I’d like you to meet, Ben. He’s a mechanic and a dad who lives in a small town up near the Vermont border. After a motor vehicle accident left him disabled, he had to work through a lot of anger. His life had changed significantly and permanently. The woman he was married to left him, saying he was too full of anger. As his world seemed to fall apart, he entertained thoughts of suicide. With time and some help, including from his daughter, Ben regained his focus and started to change things around, but it wasn’t easy.
Before, he had been a field mechanic working on huge pieces of machinery at remote work sites. He managed to reinvent himself by opening a business repairing small engines and power equipment. He will tell you it wasn’t the same, but he was self-sufficient and putting his mechanical skills to good use. Still, there was something missing from his life…something to be passionate about…something that involved his family.
Ben wasn’t a big sports guy before his accident, but he kept getting advised to look into wheelchair sports as a way to get out, meet some people, and enjoy some healthy competition. It took a lot of convincing, but he finally decided to try wheelchair soccer through Disability Resources.
Early on he found himself in a wheelchair soccer tournament. He was new to the game, he did not play well and his team lost. He was furious. In his agitated state, he told Nancy Bazanchuk, CHD’s former Disability Resource Program Director, that this was a waste of time and he wasn’t coming back. Nancy recalls that Ben’s “colorful” language would make a sailor blush.

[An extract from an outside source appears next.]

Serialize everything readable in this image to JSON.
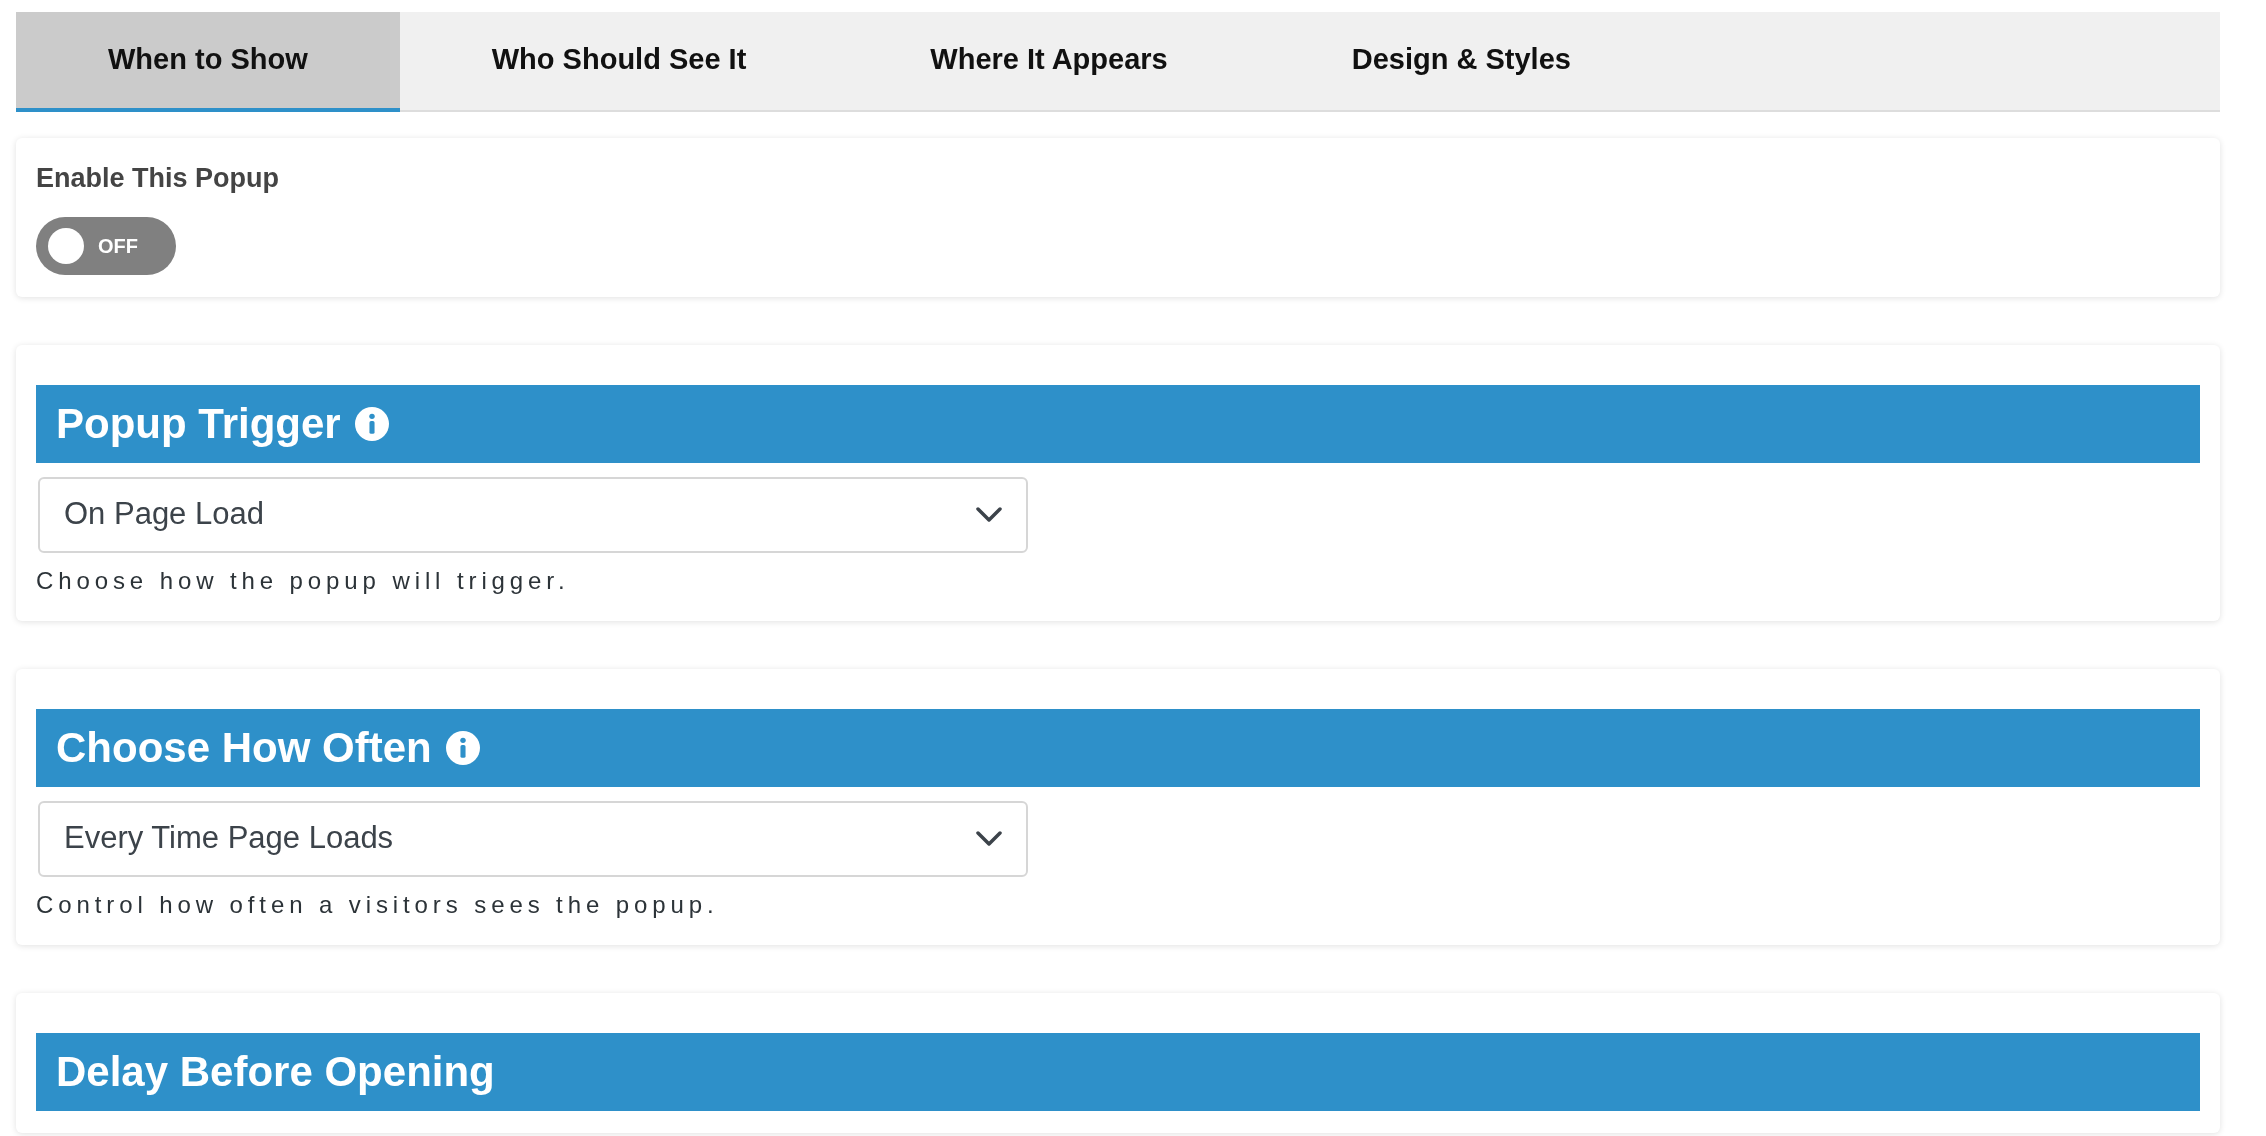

About an hour later, Nancy got a phone call. It was Ben, calling to apologize to Nancy for yelling – and to thank her for giving him something to be passionate about! “I haven’t been this passionate about anything since my accident,” he told Nancy. “I’ve not had this feeling in so long and now I do. I need to thank you because this program has done that for me.” Ben now realized that there must be something he could do – something besides wheelchair soccer – to keep that flame of passion burning.
Not long after, Ben saw a movie that rocked his world. “I saw Murderball,” he recalls. “It’s about quadriplegics who play full-contact rugby in wheelchairs. I saw it and wanted to get involved with that, full contact.”
There wasn’t a quad rugby league anywhere near Ben, but he learned about a game offered through Disability Resources that hit the mark: sled hockey. It’s the fast, exciting, rough-and-tumble version of ice hockey played primarily by people with lower limb mobility impairments. The game is essentially the same as “stand-up” ice hockey, the major difference being that the players use a sled with two hockey skate blades mounted under a seat. Ben started playing and found his natural position as a goalie on the Knights, the sled hockey team sponsored by Disability Resources.
Sled hockey has given Ben a place in his world where he feels equal again. “If I fail at something it’s not because of my disability,” he says, “it’s because I wasn’t experienced enough or didn’t train enough. If I succeed it’s because of what I can do.”
Among sports for disabled athletes, sled hockey stands out because able-bodied athletes can play, and they have no advantage over disabled athletes. This special difference has enabled Ben to share something he’s passionate about with his daughter. She’s 10, able-bodied and, like so many kids, wants to be like – and with — her dad.
Now she can be. Ben’s daughter is the goalie on the Junior Knights sled hockey team which is also sponsored by Disability Resources. She goes on the ice and plays a sport where her role model is her dad. Ben can teach her skills and share his game insights on a level field—or should I say on a flat sheet of ice!
It’s not only Ben and his daughter who connect like this. The Knights sled hockey team has two disabled dads playing along with their able-bodied kids and two disabled brothers playing with their able-bodied siblings.
“People tend to look at a disabled athlete and automatically think they can’t,” Nancy says. “But this game is hockey in every way except the people are skating while sitting. It’s physical, rough and fun.”
For Ben, playing sled hockey returned passion to his life and created a new and meaningful way to connect, father to daughter. He shoots…he scores!
Your contribution can help people with physical disabilities enjoy playing the great sport of hockey through CHD’S two resources, Western MA Knights and Jr. Knights.